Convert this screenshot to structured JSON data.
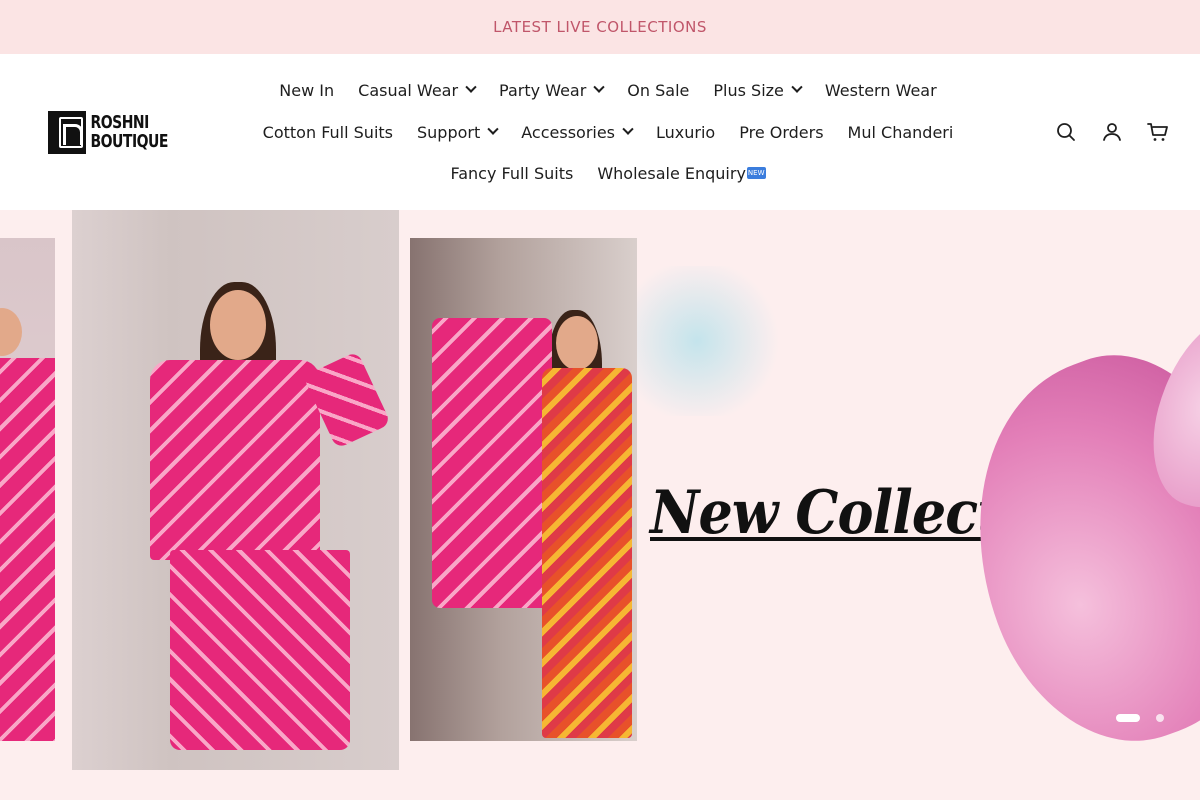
{
  "announcement": {
    "text": "LATEST LIVE COLLECTIONS"
  },
  "brand": {
    "line1": "ROSHNI",
    "line2": "BOUTIQUE"
  },
  "nav": {
    "row1": [
      {
        "label": "New In",
        "dropdown": false
      },
      {
        "label": "Casual Wear",
        "dropdown": true
      },
      {
        "label": "Party Wear",
        "dropdown": true
      },
      {
        "label": "On Sale",
        "dropdown": false
      },
      {
        "label": "Plus Size",
        "dropdown": true
      },
      {
        "label": "Western Wear",
        "dropdown": false
      }
    ],
    "row2": [
      {
        "label": "Cotton Full Suits",
        "dropdown": false
      },
      {
        "label": "Support",
        "dropdown": true
      },
      {
        "label": "Accessories",
        "dropdown": true
      },
      {
        "label": "Luxurio",
        "dropdown": false
      },
      {
        "label": "Pre Orders",
        "dropdown": false
      },
      {
        "label": "Mul Chanderi",
        "dropdown": false
      }
    ],
    "row3": [
      {
        "label": "Fancy Full Suits",
        "dropdown": false
      },
      {
        "label": "Wholesale Enquiry",
        "dropdown": false,
        "badge": "NEW"
      }
    ]
  },
  "header_icons": [
    "search-icon",
    "account-icon",
    "cart-icon"
  ],
  "hero": {
    "headline": "New Collection",
    "slides_total": 2,
    "active_slide": 1
  },
  "colors": {
    "announcement_bg": "#fbe4e4",
    "announcement_text": "#c0566a",
    "hero_bg": "#fdeeee",
    "badge": "#3b7ddd"
  }
}
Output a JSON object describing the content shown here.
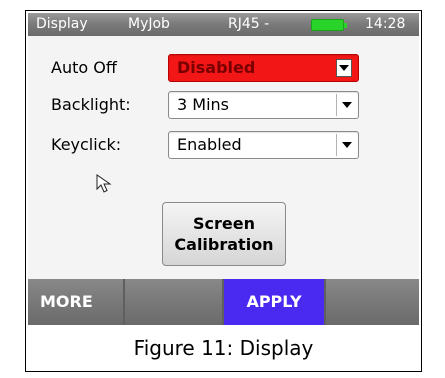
{
  "status_bar": {
    "title": "Display",
    "job": "MyJob",
    "port": "RJ45 -",
    "battery_icon": "battery-icon",
    "time": "14:28"
  },
  "settings": {
    "auto_off": {
      "label": "Auto Off",
      "value": "Disabled",
      "highlight_color": "#f21616"
    },
    "backlight": {
      "label": "Backlight:",
      "value": "3 Mins"
    },
    "keyclick": {
      "label": "Keyclick:",
      "value": "Enabled"
    }
  },
  "calibration_button": {
    "line1": "Screen",
    "line2": "Calibration"
  },
  "softkeys": [
    "MORE",
    "",
    "APPLY",
    ""
  ],
  "softkey_active_color": "#4a29f0",
  "caption": "Figure 11: Display"
}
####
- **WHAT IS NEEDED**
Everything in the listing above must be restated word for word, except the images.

- **EXERCISE RESPONSE**
Convert this screenshot to structured JSON data.
{
  "announcement": {
    "text": "LATEST LIVE COLLECTIONS"
  },
  "brand": {
    "line1": "ROSHNI",
    "line2": "BOUTIQUE"
  },
  "nav": {
    "row1": [
      {
        "label": "New In",
        "dropdown": false
      },
      {
        "label": "Casual Wear",
        "dropdown": true
      },
      {
        "label": "Party Wear",
        "dropdown": true
      },
      {
        "label": "On Sale",
        "dropdown": false
      },
      {
        "label": "Plus Size",
        "dropdown": true
      },
      {
        "label": "Western Wear",
        "dropdown": false
      }
    ],
    "row2": [
      {
        "label": "Cotton Full Suits",
        "dropdown": false
      },
      {
        "label": "Support",
        "dropdown": true
      },
      {
        "label": "Accessories",
        "dropdown": true
      },
      {
        "label": "Luxurio",
        "dropdown": false
      },
      {
        "label": "Pre Orders",
        "dropdown": false
      },
      {
        "label": "Mul Chanderi",
        "dropdown": false
      }
    ],
    "row3": [
      {
        "label": "Fancy Full Suits",
        "dropdown": false
      },
      {
        "label": "Wholesale Enquiry",
        "dropdown": false,
        "badge": "NEW"
      }
    ]
  },
  "header_icons": [
    "search-icon",
    "account-icon",
    "cart-icon"
  ],
  "hero": {
    "headline": "New Collection",
    "slides_total": 2,
    "active_slide": 1
  },
  "colors": {
    "announcement_bg": "#fbe4e4",
    "announcement_text": "#c0566a",
    "hero_bg": "#fdeeee",
    "badge": "#3b7ddd"
  }
}
Output a JSON object describing the content shown here.
{
  "status_bar": {
    "title": "Display",
    "job": "MyJob",
    "port": "RJ45 -",
    "battery_icon": "battery-icon",
    "time": "14:28"
  },
  "settings": {
    "auto_off": {
      "label": "Auto Off",
      "value": "Disabled",
      "highlight_color": "#f21616"
    },
    "backlight": {
      "label": "Backlight:",
      "value": "3 Mins"
    },
    "keyclick": {
      "label": "Keyclick:",
      "value": "Enabled"
    }
  },
  "calibration_button": {
    "line1": "Screen",
    "line2": "Calibration"
  },
  "softkeys": [
    "MORE",
    "",
    "APPLY",
    ""
  ],
  "softkey_active_color": "#4a29f0",
  "caption": "Figure 11: Display"
}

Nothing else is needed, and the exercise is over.